The Court of Appeals took the opportunity to review the District Court’s determination that Urgenda could not directly invoke Articles 2 and 8 of the European Convention on Human Rights. These provisions protect the right to life and the right to respect for private and family life, and have been interpreted by the European Court of Human Rights to protect the right to a healthy environment. The District Court eliminated this claim on the basis of Article 34 of the Convention, which precludes “public-interest” actions invoking the Convention before the European Court of Human Rights. (In other words, only individual claimants whose interests have been affected may access the European Court of Human Rights.)  Para. 35.
The Court of Appeals disagreed with the disposition of this particular claim. It declared that Article 34 of the European Convention does not govern access to Dutch Courts.  Para. 36.  Dutch law allows class actions by interest groups in domestic courts. Id. For that reason, the District Court should have permitted Urgenda to directly invoke the European Convention on Human Rights on behalf of its members.  Id.
Turning to the question whether the Netherlands violated Articles 2 and 8 of the Convention, the Court of Appeals explained that these provisions impose a positive obligation on the state to protect its citizens from “all activities – public and non-public, which could endanger the rights protected in these articles.”  Para. 43.  Climate change, according to the Court, is a real and imminent threat and requires the State to take precautionary measures to prevent infringement of rights “as far as possible.”  Id.  The Court of Appeals continued:
“[T]he Court believes that it is appropriate to speak of a real threat of dangerous climate change, resulting in the serious risk that the current generation of citizens will be confronted with loss of life/or a disruption of family life. . . .It follows from Articles 2 and 8 of the ECHR that the State has a duty to protect against this real threat.”  Para. 45.
The State failed to fulfill its duty of care under the European Convention “by not wanting to reduce emissions by at least 25% by end-2020.” Para. 73.

The unofficial English translation of the 2018 Court of Appeal decision:

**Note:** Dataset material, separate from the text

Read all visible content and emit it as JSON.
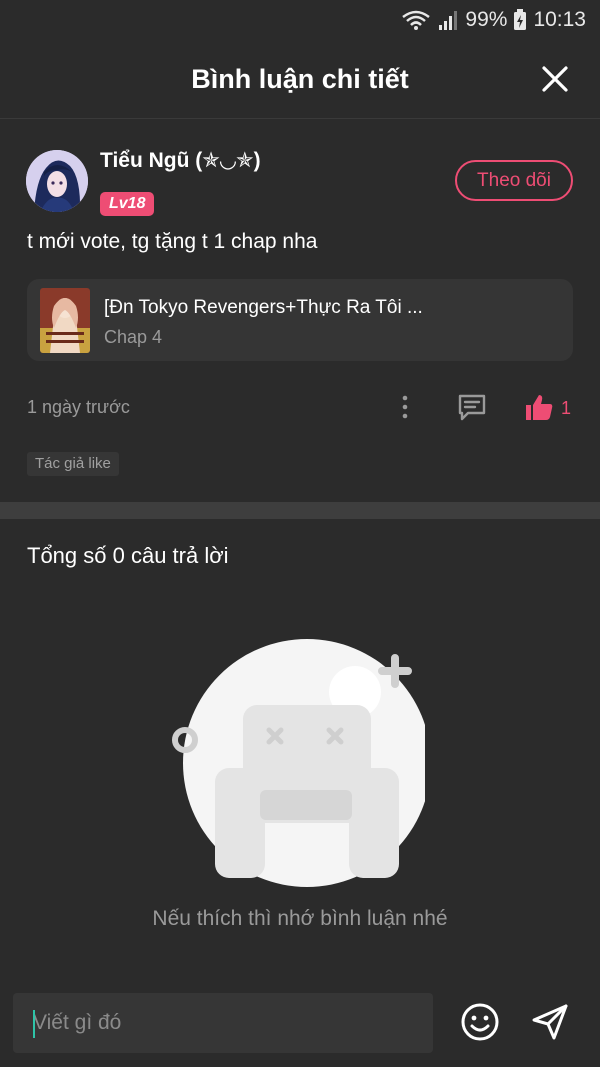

The official version of the 2018 decision is the Dutch text: https://uitspraken.rechtspraak.nl/inziendocument?id=ECLI:NL:GHDHA:2018:2591

The unofficial English translation of the 2019 Supreme Court decision: